Sir Patrick, now Secretary of State for Northern Ireland, returned to Westminster yesterday to tell MPs that he would give evidence tomorrow to an emergency session of the Scott inquiry into the export of defence-related equipment to Iraq after Monday's allegations by Sir Hal Miller, a former Tory MP, that he had tried to prevent crucial evidence getting to court.
Paddy Ashdown, Liberal Democrat leader, told Channel 4 News: 'The trail of gunpowder runs right to the heart of government itself - to the basic questions about its integrity.'

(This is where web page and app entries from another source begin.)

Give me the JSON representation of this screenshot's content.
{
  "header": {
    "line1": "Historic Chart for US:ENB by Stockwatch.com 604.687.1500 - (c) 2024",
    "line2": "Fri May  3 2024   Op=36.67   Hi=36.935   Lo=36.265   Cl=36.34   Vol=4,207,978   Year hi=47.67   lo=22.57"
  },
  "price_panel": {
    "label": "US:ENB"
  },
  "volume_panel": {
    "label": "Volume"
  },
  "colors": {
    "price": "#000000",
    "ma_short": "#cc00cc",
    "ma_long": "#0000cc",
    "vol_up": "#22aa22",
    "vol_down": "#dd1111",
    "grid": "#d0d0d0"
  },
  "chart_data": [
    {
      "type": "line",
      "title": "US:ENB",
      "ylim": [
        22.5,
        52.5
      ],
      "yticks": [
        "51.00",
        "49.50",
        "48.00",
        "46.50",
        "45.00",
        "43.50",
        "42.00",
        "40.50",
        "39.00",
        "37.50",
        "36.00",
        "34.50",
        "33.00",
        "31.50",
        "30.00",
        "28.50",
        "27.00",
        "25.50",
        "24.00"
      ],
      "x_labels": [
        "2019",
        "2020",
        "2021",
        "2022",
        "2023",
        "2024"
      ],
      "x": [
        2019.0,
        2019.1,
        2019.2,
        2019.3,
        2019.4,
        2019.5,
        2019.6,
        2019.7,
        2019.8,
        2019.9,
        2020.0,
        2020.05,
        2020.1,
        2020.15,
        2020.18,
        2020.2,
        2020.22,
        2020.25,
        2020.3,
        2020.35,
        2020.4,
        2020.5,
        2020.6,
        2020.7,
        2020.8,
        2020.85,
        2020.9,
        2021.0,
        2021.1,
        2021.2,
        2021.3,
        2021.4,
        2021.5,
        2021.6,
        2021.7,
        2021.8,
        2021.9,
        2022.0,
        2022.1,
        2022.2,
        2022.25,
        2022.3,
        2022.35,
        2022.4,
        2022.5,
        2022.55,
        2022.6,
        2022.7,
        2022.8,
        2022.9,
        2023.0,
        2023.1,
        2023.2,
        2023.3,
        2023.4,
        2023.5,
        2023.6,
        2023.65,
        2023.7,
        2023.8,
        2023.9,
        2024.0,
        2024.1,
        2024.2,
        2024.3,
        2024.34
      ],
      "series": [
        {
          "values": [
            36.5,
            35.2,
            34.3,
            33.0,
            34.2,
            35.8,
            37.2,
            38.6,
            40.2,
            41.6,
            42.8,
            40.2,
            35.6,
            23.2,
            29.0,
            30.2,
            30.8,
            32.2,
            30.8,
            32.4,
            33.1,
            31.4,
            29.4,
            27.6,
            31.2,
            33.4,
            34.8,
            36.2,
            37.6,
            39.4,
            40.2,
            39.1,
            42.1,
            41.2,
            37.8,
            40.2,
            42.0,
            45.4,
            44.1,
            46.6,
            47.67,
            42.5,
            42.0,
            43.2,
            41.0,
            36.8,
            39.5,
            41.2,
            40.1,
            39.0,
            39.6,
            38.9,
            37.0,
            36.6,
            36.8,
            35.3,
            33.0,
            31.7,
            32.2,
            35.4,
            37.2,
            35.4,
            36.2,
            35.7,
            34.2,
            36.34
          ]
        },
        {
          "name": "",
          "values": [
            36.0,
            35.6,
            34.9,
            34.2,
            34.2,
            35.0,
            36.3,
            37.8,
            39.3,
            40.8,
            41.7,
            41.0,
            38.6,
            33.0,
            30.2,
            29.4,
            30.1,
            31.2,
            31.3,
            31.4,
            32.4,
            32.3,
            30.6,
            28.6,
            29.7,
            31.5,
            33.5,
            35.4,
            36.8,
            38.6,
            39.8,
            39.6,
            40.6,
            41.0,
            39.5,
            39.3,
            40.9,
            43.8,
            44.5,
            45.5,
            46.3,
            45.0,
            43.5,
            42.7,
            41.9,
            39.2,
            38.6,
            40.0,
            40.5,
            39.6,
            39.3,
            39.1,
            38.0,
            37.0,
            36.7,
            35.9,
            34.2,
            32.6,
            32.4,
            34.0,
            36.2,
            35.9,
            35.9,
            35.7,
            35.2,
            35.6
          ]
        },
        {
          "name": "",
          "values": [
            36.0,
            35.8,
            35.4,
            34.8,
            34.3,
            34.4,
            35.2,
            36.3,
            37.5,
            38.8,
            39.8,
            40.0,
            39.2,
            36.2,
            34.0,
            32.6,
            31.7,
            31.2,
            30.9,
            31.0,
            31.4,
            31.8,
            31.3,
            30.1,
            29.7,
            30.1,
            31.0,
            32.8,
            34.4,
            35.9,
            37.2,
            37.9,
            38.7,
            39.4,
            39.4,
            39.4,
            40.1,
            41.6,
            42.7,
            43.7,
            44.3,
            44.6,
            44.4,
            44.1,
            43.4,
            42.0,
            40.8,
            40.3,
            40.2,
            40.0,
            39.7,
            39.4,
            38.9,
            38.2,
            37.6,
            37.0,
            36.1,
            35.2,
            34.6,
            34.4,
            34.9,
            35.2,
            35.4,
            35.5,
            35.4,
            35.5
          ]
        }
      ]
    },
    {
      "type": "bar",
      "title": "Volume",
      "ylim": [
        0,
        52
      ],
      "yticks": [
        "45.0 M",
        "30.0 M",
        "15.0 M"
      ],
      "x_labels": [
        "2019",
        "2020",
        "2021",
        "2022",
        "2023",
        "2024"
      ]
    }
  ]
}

The decision that Customs should not prosecute was taken at a private meeting in the Commons in November 1990. Sir Patrick arbitrated between Julian Bevan, First Senior Treasury Counsel, who had advised Customs that about 4,000 pages of evidence offered no reasonable prospect of securing a conviction. Customs Commissioners wanted to make a public example of Walter Somers, the West Midlands steel forging company that had made the barrel parts, on grounds of public interest.
But after Sir Patrick told Customs he did not think there was sufficient evidence to prosecute, Customs dropped the charges against Peter Mitchell, managing director of Walter Somers, and Christopher Cowley, a metallurgist involved in the design of the tubes.
At the 1990 meeting, Sir Patrick was accompanied by Sir Nicholas Lyell, the Solicitor General who replaced Sir Patrick as the most senior Commons law officer, while with Mr Bevan was Alexander Russell, a Commissioner, and Michael Saunders, Solicitor to Customs and Excise. One of those present said yesterday that the two sides 'clashed' during a 'stormy' meeting because Customs was so 'anxious to prosecute'.
Sir Patrick yesterday repeated in a statement, first issued on Monday night: 'My advice was asked by Customs as to whether the case should continue because Customs' leading Counsel (Mr Bevan) had advised that on the evidence, there was not a realistic prospect of a conviction.'
He then added: 'Customs made it clear they did not challenge that opinion.' Two sources from the 1990 meeting told the Independent yesterday that while Customs might not have challenged Mr Bevan's judgement as to the weight of evidence, they had sought Sir Patrick's advice because of their determination to go ahead with the prosecution.
However, having read Mr Bevan's advice - based on two months' examination of the documentation - Sir Patrick reminded Customs that the statute-backed Code for Crown Prosecutors required that not only should a prosecution be in the public interest, but there should also be sufficient evidence to deliver 'a realistic prospect of conviction'.
Sir Patrick advised that a prosecution could not be justified on public interest grounds alone. As an independent prosecuting authority, Customs could have proceeded regardless of Sir Patrick's advice, but it withdrew the proceedings.
Yesterday, Mr Ashdown asked Tony Newton, Leader of the Commons, about another of Sir Hal's allegations - that witnesses to a Commons select committee investigation into the supergun affair, Project Babylon, had been coached by the intelligence services. Mr Newton provoked protest when he said that was a matter for the Scott inquiry.
Sir Patrick told the House that he would 'very gladly avail' himself of the opportunity to give evidence to Lord Justice Scott. Sir Patrick's friends said they had the utmost respect for Sir Hal, a man of honesty and integrity. But they believed he had become 'muddled' and 'upset' by the affair, and it was alleged that the transcript of his evidence to the inquiry was not quite as 'crystal clear' as the media has made out.
Alan Clark, a former defence minister, said on BBC radio yesterday: 'The (former) Attorney General is a very honourable man. I entirely accept what he says. I think it is very peculiar that someone can just give evidence like Sir Hal Miller and not be cross-examined on it'.
Responding to Sir Hal's accusation that Mr Clark had claimed to have by- passed the government committee vetting defence exports to Iraq, he said: 'That is so preposterous that it is laughable. The idea that junior ministers can by-pass government committees simply does not make any sense at all. You can't'.Reuse content